Nova Scotia, Halifax County Deed Indexes (FamilySearch Historical Records)
|Access the Records|
Nova Scotia, Halifax County, Deed Indexes, 1749-1958 .
|This article describes a collection of records at FamilySearch.org.|
|Halifax, Nova Scotia, Canada|
|Flag of Canada|
|Location of Halifax, Nova Scotia, Canada|
|Record Type||Land Deeds Index|
|Title in the Language|
|Land Registry Office, Halifax|
- 1 What is in this Collection?
- 2 What Can these Records Tell Me?
- 3 Collection Content
- 4 How Do I Search the Collection?
- 5 What Do I Do Next?
- 6 Citing This Collection
- 7 How Can I Contribute to the FamilySearch Wiki?
What is in this Collection?
This collection contains indexes to deeds, wills, and other court files from 1749 -1958.
The Public Archives of Nova Scotia has an alphabetical file of draft land grants and petitions for land. This file covers the years from 1763 onward. There are indexes for 1784–1877. Petitions often mention a petitioner's name, country of origin, date of arrival in Nova Scotia, and other information.
To Browse this Collection
|You can browse through images in this collection by visiting the browse page for Nova Scotia, Halifax County, Deed Indexes, 1749-1958.|
What Can these Records Tell Me?
Deed records usually contain the following information:
- Name of the Grantee
- Name of the Grantor
- Year land was granted
- Book and page number where the deed is located
- Location of purchase
How Do I Search the Collection?
You can search the index or view the images or both. To begin your search it is helpful to know:
- The name of your ancestor
- The name of a relative or date of the event
View the Images
View images in this collection by visiting the Browse Page then:
- Select the Record Type, Years, Alphabet Range
How Do I Analyze the Results?
Compare each result from your search with what you know to determine if there is a match. This may require viewing multiple records or images.
For more tips about searching on-line collections see the on-line article FamilySearch Search Tips and Tricks.
|More images are available in the FamilySearch Catalog at Nova Scotia, Halifax County, Deed Indexes, 1749-1958. Click on camera icon to see images.|
What Do I Do Next?
View the original records to verify the information and to find additional information that might not be reported. Find out which microfilm you'll need to look at here. Then you can order a copy of the microfilm to be sent your nearest Family History Center or visit the Family History Library for to view the microfilm.

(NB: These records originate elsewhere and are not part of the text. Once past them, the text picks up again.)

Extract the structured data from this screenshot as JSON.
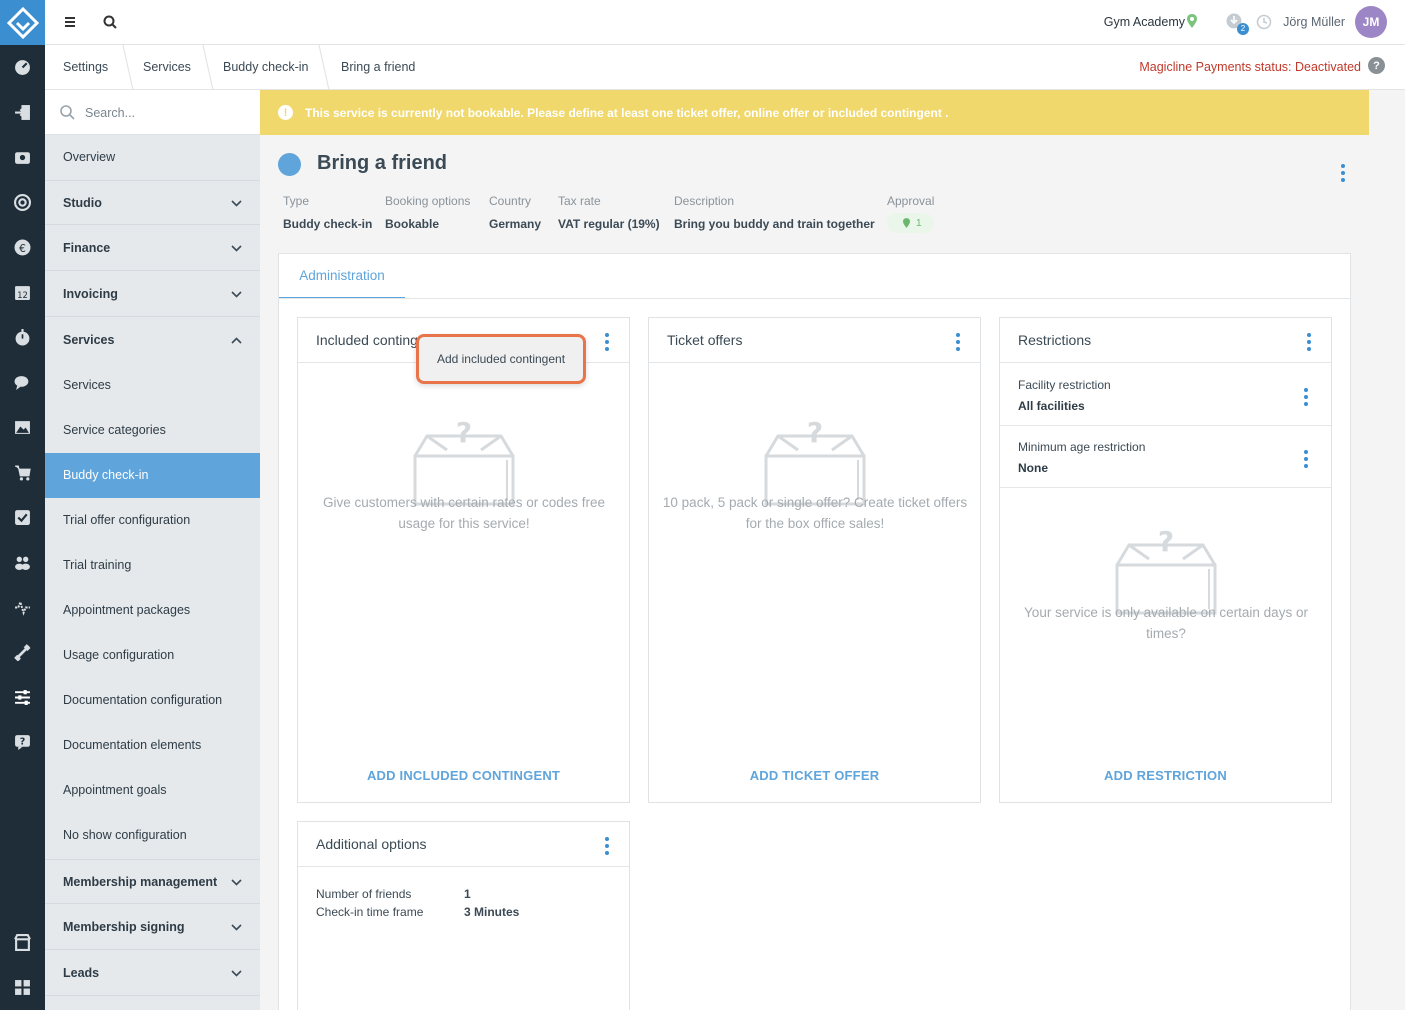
{
  "topbar": {
    "studio_name": "Gym Academy",
    "notification_count": "2",
    "user_name": "Jörg Müller",
    "user_initials": "JM"
  },
  "breadcrumb": [
    "Settings",
    "Services",
    "Buddy check-in",
    "Bring a friend"
  ],
  "payments_status": "Magicline Payments status: Deactivated",
  "sidebar": {
    "search_placeholder": "Search...",
    "items": [
      {
        "label": "Overview",
        "type": "section-plain"
      },
      {
        "label": "Studio",
        "type": "section"
      },
      {
        "label": "Finance",
        "type": "section"
      },
      {
        "label": "Invoicing",
        "type": "section"
      },
      {
        "label": "Services",
        "type": "section-open"
      },
      {
        "label": "Services",
        "type": "sub"
      },
      {
        "label": "Service categories",
        "type": "sub"
      },
      {
        "label": "Buddy check-in",
        "type": "sub-active"
      },
      {
        "label": "Trial offer configuration",
        "type": "sub"
      },
      {
        "label": "Trial training",
        "type": "sub"
      },
      {
        "label": "Appointment packages",
        "type": "sub"
      },
      {
        "label": "Usage configuration",
        "type": "sub"
      },
      {
        "label": "Documentation configuration",
        "type": "sub"
      },
      {
        "label": "Documentation elements",
        "type": "sub"
      },
      {
        "label": "Appointment goals",
        "type": "sub"
      },
      {
        "label": "No show configuration",
        "type": "sub"
      },
      {
        "label": "Membership management",
        "type": "section"
      },
      {
        "label": "Membership signing",
        "type": "section"
      },
      {
        "label": "Leads",
        "type": "section"
      }
    ]
  },
  "warning": "This service is currently not bookable. Please define at least one ticket offer, online offer or included contingent .",
  "service": {
    "title": "Bring a friend",
    "color": "#5fa4da",
    "meta": [
      {
        "key": "Type",
        "value": "Buddy check-in"
      },
      {
        "key": "Booking options",
        "value": "Bookable"
      },
      {
        "key": "Country",
        "value": "Germany"
      },
      {
        "key": "Tax rate",
        "value": "VAT regular (19%)"
      },
      {
        "key": "Description",
        "value": "Bring you buddy and train together"
      },
      {
        "key": "Approval",
        "value": "1"
      }
    ]
  },
  "tabs": {
    "administration": "Administration"
  },
  "cards": {
    "included": {
      "title": "Included contingent",
      "empty_text": "Give customers with certain rates or codes free usage for this service!",
      "action": "ADD INCLUDED CONTINGENT",
      "popover": "Add included contingent"
    },
    "tickets": {
      "title": "Ticket offers",
      "empty_text": "10 pack, 5 pack or single offer? Create ticket offers for the box office sales!",
      "action": "ADD TICKET OFFER"
    },
    "restrictions": {
      "title": "Restrictions",
      "rows": [
        {
          "key": "Facility restriction",
          "value": "All facilities"
        },
        {
          "key": "Minimum age restriction",
          "value": "None"
        }
      ],
      "empty_text": "Your service is only available on certain days or times?",
      "action": "ADD RESTRICTION"
    },
    "additional": {
      "title": "Additional options",
      "rows": [
        {
          "key": "Number of friends",
          "value": "1"
        },
        {
          "key": "Check-in time frame",
          "value": "3 Minutes"
        }
      ]
    }
  },
  "colors": {
    "accent": "#5fa4da",
    "rail": "#1e2d38",
    "warning": "#f0d86c",
    "danger": "#c0392b",
    "highlight": "#e9744a"
  }
}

I Found Who I was Looking for, What Now?
- plat the land your ancestor owned to get an idea of how big it was or its shape.
- Use the information to find other records such as birth, christening, census, land and death records.

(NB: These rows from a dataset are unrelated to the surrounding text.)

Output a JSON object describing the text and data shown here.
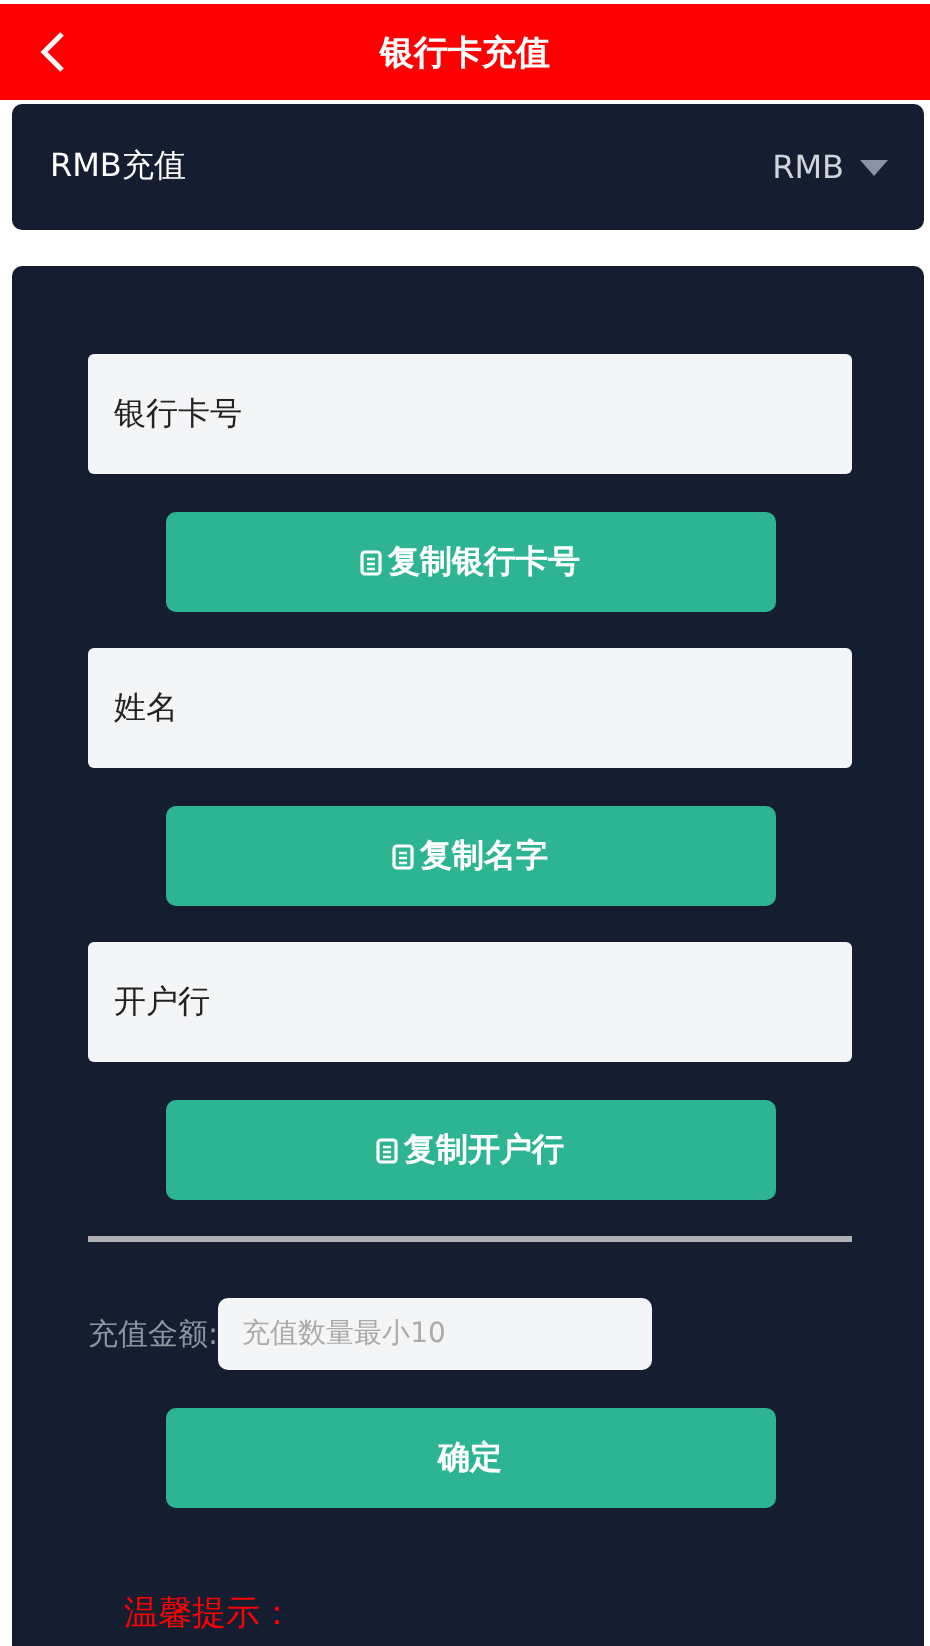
{
  "header": {
    "title": "银行卡充值"
  },
  "currency_bar": {
    "label": "RMB充值",
    "selected_currency": "RMB"
  },
  "info_fields": [
    {
      "value": "银行卡号",
      "copy_button": "复制银行卡号"
    },
    {
      "value": "姓名",
      "copy_button": "复制名字"
    },
    {
      "value": "开户行",
      "copy_button": "复制开户行"
    }
  ],
  "amount": {
    "label": "充值金额:",
    "placeholder": "充值数量最小10"
  },
  "confirm_button": "确定",
  "tips_title": "温馨提示："
}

- Use the information to find additional family members.
- Repeat this process with additional family members found, to find more generations of the family.
- Church Records often were kept years before government records were required and are a good source for finding ancestors before 1900.

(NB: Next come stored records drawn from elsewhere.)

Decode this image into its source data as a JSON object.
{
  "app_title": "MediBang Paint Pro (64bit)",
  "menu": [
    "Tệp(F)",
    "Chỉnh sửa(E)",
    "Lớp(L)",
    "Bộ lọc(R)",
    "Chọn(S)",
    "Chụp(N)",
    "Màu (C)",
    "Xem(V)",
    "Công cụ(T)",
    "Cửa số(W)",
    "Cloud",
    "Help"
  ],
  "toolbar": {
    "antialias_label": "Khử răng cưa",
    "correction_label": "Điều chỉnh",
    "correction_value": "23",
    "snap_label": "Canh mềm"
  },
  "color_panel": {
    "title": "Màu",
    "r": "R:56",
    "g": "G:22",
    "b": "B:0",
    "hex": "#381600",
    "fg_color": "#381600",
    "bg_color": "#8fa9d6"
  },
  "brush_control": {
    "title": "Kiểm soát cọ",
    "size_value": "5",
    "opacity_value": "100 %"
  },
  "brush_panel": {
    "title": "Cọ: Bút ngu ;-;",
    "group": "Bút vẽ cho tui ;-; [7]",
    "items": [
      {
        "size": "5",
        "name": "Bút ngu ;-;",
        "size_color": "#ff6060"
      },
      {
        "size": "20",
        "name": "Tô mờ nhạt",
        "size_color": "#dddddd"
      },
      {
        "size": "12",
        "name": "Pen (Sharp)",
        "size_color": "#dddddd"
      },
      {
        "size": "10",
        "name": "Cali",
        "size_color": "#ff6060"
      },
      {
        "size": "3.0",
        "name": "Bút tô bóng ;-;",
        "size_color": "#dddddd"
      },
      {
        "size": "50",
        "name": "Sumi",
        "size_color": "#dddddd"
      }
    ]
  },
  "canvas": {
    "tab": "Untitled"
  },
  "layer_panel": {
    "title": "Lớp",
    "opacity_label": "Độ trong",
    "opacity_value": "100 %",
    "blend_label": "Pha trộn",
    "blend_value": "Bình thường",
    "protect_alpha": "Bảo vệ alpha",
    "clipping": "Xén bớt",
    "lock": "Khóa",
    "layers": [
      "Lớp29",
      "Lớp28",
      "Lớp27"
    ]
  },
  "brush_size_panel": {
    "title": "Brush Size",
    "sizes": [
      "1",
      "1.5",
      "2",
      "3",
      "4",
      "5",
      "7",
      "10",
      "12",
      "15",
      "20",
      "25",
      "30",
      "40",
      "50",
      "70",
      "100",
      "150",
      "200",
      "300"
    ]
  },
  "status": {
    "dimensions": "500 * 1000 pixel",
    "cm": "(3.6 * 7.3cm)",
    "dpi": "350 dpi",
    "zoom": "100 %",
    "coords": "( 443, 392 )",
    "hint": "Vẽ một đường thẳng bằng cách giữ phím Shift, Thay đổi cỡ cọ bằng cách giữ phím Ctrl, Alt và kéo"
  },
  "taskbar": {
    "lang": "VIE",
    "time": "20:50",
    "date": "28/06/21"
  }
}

I Can’t Find Who I’m Looking for, What Now?
- Try viewing the original record to see if there were errors in the transcription of the name, age, residence, etc. Remember that there may be more than one person in the records with the same name.
- Collect entries for every person who has the same surname. This list can help you identify possible relations that can be verified by records.
- If you cannot locate your ancestor in the locality in which you believe they lived, then try searching records of a nearby locality in an area search.
- Standard spelling of names typically did not exist during the periods our ancestors lived in. Try variations of your ancestor’s name, especially French or Latin versions.
- Remember that sometimes individuals went by nicknames or alternated between using first and middle names. Try searching for these names as well.
- Search the indexes and records of Nova Scotia, Canada Genealogy.
- Search in the Nova Scotia Archives and Libraries.
- Search in the FamilySearch Catalog
Citing This Collection
Citing your sources makes it easy for others to find and evaluate the records you used. When you copy information from a record, list where you found that information. Here you can find citations already created for the entire collection and for each individual record or image.
- "Nova Scotia, Halifax County, Deed Indexes, 1749-1958." Images. FamilySearch. http://FamilySearch.org : accessed 2017. Citing Registrar of Deeds. Land Registry Office, Halifax.
How Can I Contribute to the FamilySearch Wiki?
| We welcome user additions to FamilySearch Historical Records wiki articles. We are looking for additional information that will help readers understand the topic and better use the available records. We also need translations for collection titles and images in articles about records written in languages other than English. For specific needs, please visit WikiProject FamilySearch Records. |
Please follow these guidelines as you make changes. Thank you for any contributions you may provide.